The warm Portuguese capital is an enthralling place to explore.
Lisbon has alluring historic districts, breathtaking panoramic views, unique cuisine, fado music and a lot more!
But, it would be a naïve mistake if the traveler wouldn’t dig a bit into the surrounding area – more exactly: visiting the nearby towns.
Specifically, Sintra and Belém are the two most interesting destinations, from a plethora of choices that you have at your disposal.
Sintra is Set in a Fresh Green Environment
The town of Sintra is found in a scenic forest-covered environment, west of Lisbon. Its main attractions are its castles and palaces, but also the views from the mountain tops found nearby.
You can reach the town in 30-40 minutes by car or by train. It’s a popular day trip destination and you can indeed see everything important in a single day.
Sintra’s attractions can keep you busy for an entire day and even two-three days – if you’d want to experience everything.
So, if your timeframe is narrow, don’t leave before checking the recommendations and reviews – just head straight to the primary attractions.
The alluring beautiful Sintra’s most prominent attractions are an ancient Moorish Castle (8th-9th century) and the colourful Romanticist Pena Palace (one of Portugal’s icons) – both built on mountain tops with breathtaking views and surrounded by a green forest.
You can actually see Lisbon in the distance – if the weather allows it!
The town’s architecture is also great checking out – it’s filled with cute little houses and a large number of Art Deco buildings. Today, it’s a retreat area of the rich Portuguese, some of whom own properties in the town.
Sintra is an ideal place for families and adequate for light mountain trail walks.
Belém Overflows with Historic Attractions
The other town, Belém shouldn’t be omitted from any visitor’s list. And, it’s even closer to Lisbon than Sintra is. A light urban rail or tram will get you there in 15-30 minutes, depending on your choice.
Similarly to Sintra, the small town of Belém has a profusion of attractions as well.
In case you’re planning a day trip, you should keep the “not to miss” places ahead of all others.
Shortly: the Belém Tower, the Jerónimos Monastery, the Monument to the Discoveries (dedicated to the Portuguese “Age of Discoveries”) are some of Portugal’s most important historically-relevant attractions. Under no condition should you miss out on them, if you have the time to reach Belém.
In fact, among Portugal’s top attractions are the three mentioned above.
In addition, there is the National Coach Museum (with an impressive collection of old coaches) and the Museu do Combatente (a mostly outdoor military museum established inside an old fortress). Worth checking them out especially when you have more than just a full day at your disposal.

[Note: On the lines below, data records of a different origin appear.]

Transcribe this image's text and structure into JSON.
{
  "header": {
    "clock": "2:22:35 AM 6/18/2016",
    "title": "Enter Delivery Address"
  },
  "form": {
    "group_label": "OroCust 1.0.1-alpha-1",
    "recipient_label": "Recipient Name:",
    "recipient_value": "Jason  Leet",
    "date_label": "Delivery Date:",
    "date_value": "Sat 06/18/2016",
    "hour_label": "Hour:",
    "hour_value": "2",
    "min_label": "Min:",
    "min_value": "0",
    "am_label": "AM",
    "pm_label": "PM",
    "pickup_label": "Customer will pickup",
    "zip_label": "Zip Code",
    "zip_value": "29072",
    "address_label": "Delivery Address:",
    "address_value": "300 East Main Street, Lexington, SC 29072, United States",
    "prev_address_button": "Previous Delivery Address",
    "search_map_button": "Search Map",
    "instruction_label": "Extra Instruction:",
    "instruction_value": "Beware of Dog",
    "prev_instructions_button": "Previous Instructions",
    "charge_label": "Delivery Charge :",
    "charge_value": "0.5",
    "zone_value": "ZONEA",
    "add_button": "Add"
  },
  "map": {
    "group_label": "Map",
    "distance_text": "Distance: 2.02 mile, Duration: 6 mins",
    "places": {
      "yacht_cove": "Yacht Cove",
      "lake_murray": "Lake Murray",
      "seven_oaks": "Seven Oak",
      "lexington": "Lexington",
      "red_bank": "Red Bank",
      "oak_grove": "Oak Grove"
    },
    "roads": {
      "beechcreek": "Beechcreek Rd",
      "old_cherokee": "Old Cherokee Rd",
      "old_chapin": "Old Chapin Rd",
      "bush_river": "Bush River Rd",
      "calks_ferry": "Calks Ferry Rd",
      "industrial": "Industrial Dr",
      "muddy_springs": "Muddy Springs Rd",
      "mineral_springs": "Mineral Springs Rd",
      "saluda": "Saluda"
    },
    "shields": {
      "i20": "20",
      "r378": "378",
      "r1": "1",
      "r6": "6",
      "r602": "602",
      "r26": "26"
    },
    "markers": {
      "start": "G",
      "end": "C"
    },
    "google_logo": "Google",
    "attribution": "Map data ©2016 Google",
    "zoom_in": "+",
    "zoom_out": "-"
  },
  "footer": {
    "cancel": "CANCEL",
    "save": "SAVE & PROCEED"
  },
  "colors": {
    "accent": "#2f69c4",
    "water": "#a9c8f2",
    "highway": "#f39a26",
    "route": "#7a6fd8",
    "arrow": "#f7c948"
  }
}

By visiting the town of Belém, you can get a taste of colonial Portugal, which was once the first global power and even controlled the Indian Ocean for a century.
The delicacy of the Jerónimos Monastery’s architecture will take you off your feet…
It was constructed in Late Gothic Manueline Style and it’s a true gem of Portuguese architecture. It took a century to complete.
Inside, you will find the coffin of Vasco da Gama (the Portuguese explorer who discovered the sea route to India).
Last, but not least: don’t leave Belém before tasting the pastéis de nata (World-famous Portuguese egg tarts). Belém is their place of birth, although you’ll find them throughout Portugal, but even in former Portuguese colonies like: Macau and Brazil.
Guest Post by Escape Hunter – the mysterious incognito/anonymous traveler solo traveler in his early 30’s who explores the World driven by curiosity, thirst for culture, love for freedom and diversity.